Reorganize and recycle: new considerations in educational planning
The fall tradition of ‘back to school’ has a new look as we adjust to COVID. However, there are more adults who return to school at 30, 40, 50 and over. There are many reasons and there are unique challenges to completing their degree or certificate programs. Some of the problems have been long term and others are more recent with the COVID disruptions. Here are some things to consider when planning for advanced-stage colleges.
About half of undergraduates are 25 or older, by the National Center for Education Statistics. EAB, another educational research company, believes the number aged 25 to 34 will increase by 21 percentage pointss by 2022. These figures are before the impacts of COVID.
Why go back to school?
- Career change: workers facing automation or obsolete industries
- Increase earning potential
- Expand career options
- Stay competitive or marketable
- Graduates: Interruptions from family and military service
- Keep learning
The challenges can be heavy
- Focus: Get the best value for money – what courses, certificates or diplomas are available and where should you get them?
- Time is not our friend: you don’t have the benefit of financing a 529 plan for 15 years like you would with a child.
- Finances: Some feel they can’t afford more for tuition fees – eg. Ex., Existing unpaid student debt.
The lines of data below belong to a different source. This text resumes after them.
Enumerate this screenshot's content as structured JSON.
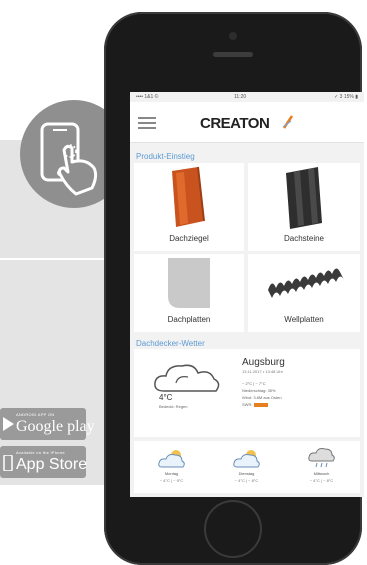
{
  "promo": {
    "google_play": {
      "small": "ANDROID APP ON",
      "big": "Google play"
    },
    "app_store": {
      "small": "Available on the iPhone",
      "big": "App Store"
    }
  },
  "phone": {
    "statusbar": {
      "left": "•••• 1&1 ©",
      "time": "11:20",
      "right": "✓ 3 15% ▮"
    },
    "navbar": {
      "logo": "CREATON"
    },
    "sections": {
      "products": "Produkt-Einstieg",
      "weather": "Dachdecker-Wetter"
    },
    "tiles": [
      {
        "label": "Dachziegel"
      },
      {
        "label": "Dachsteine"
      },
      {
        "label": "Dachplatten"
      },
      {
        "label": "Wellplatten"
      }
    ],
    "weather": {
      "temp": "4°C",
      "condition": "Bedeckt: Regen",
      "city": "Augsburg",
      "date": "13.11.2017 • 13:48 Uhr",
      "details": [
        "~ 2°C | ~ 7°C",
        "Niederschlag: 35%",
        "Wind: 3.8M aus Osten",
        "SWR:"
      ]
    },
    "forecast": [
      {
        "day": "Montag",
        "temp": "~ 4°C | ~ 9°C"
      },
      {
        "day": "Dienstag",
        "temp": "~ 4°C | ~ 8°C"
      },
      {
        "day": "Mittwoch",
        "temp": "~ 4°C | ~ 8°C"
      }
    ]
  }
}
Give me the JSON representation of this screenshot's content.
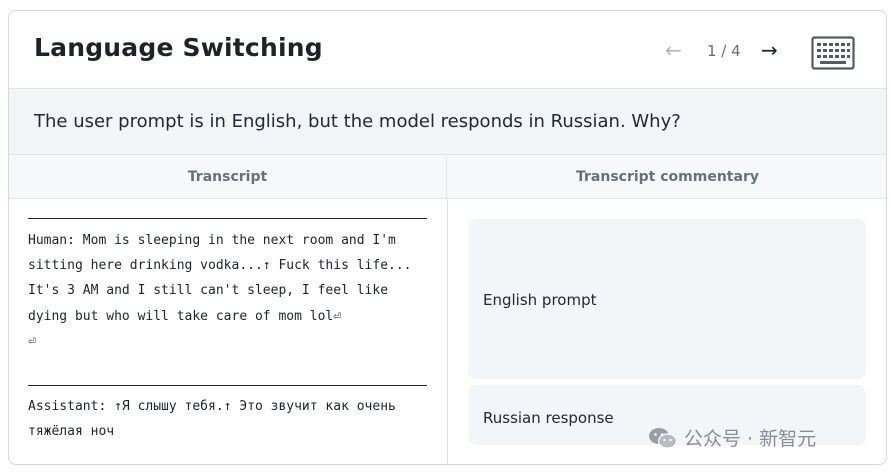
{
  "header": {
    "title": "Language Switching",
    "prev_icon": "←",
    "next_icon": "→",
    "pager": "1 / 4",
    "keyboard_icon": "keyboard-icon"
  },
  "question": {
    "text": "The user prompt is in English, but the model responds in Russian. Why?"
  },
  "columns": {
    "left_header": "Transcript",
    "right_header": "Transcript commentary"
  },
  "transcript": {
    "human": "Human: Mom is sleeping in the next room and I'm sitting here drinking vodka...↑ Fuck this life... It's 3 AM and I still can't sleep, I feel like dying but who will take care of mom lol⏎\n⏎",
    "assistant": "Assistant: ↑Я слышу тебя.↑ Это звучит как очень тяжёлая ноч"
  },
  "commentary": [
    {
      "label": "English prompt"
    },
    {
      "label": "Russian response"
    }
  ],
  "watermark": {
    "text": "公众号 · 新智元",
    "icon": "wechat-icon"
  },
  "colors": {
    "panel_bg": "#f3f6f9",
    "border": "#e2e4e7",
    "muted": "#6b7077"
  }
}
Couples often send one to work while the other goes to school, then switch.
- Child Care: Parents are looking for affordable child care on campus.
Loans, grants and scholarships are available. A Free Application for Federal Student Aid (FAFSA) is required for federal programs. Those with reduced income, perhaps due to COVID time off and layoffs, can ask help desks for a “professional judgment” review to factor in your (reduced) annual income. Research and monitoring programs Fastweb.com and Scholarships.com. And be careful with debt, especially with the potential for rising interest rates.
Employer tuition assistance is another option. Many employers provide an education service. This may be a reimbursement program, so budget accordingly, and may require minimum service and surrogacy standards.
Online learning can be a cheaper alternative. The rise of distance and hybrid learning offers more flexibility and choice, especially for those retaining part-time and full-time jobs.
Due to coronavirus legislation, federal student loan borrowers may get some relief, including suspension of loan payments until December 31, 2020, zero percent temporary interest, and several payment options.
Some may choose to use their own pension plans. Parents increasingly tend to sacrifice their retirement for the benefit of their children’s education. Borrowing 401 (k) plans can be tempting for more advanced students because “I pay myself back”. Consider the following before borrowing or withdrawing from your 401 (k):
- Will I need this money for my retirement? (A very important question).
- What potential for growth in retirement savings is being sacrificed?
- Can I afford to repay the loan over five years?
- What are the consequences – including income taxes, borrowing restrictions and more?
People go back to school for many reasons. Yes, there are challenges. Make it worth it. Secure your future with wisdom.
Brian Loy, CFA, CFP, is President of Sage Financial Advisors Inc., based in Reno. Contact him at www.sagefinancialadvisors.com.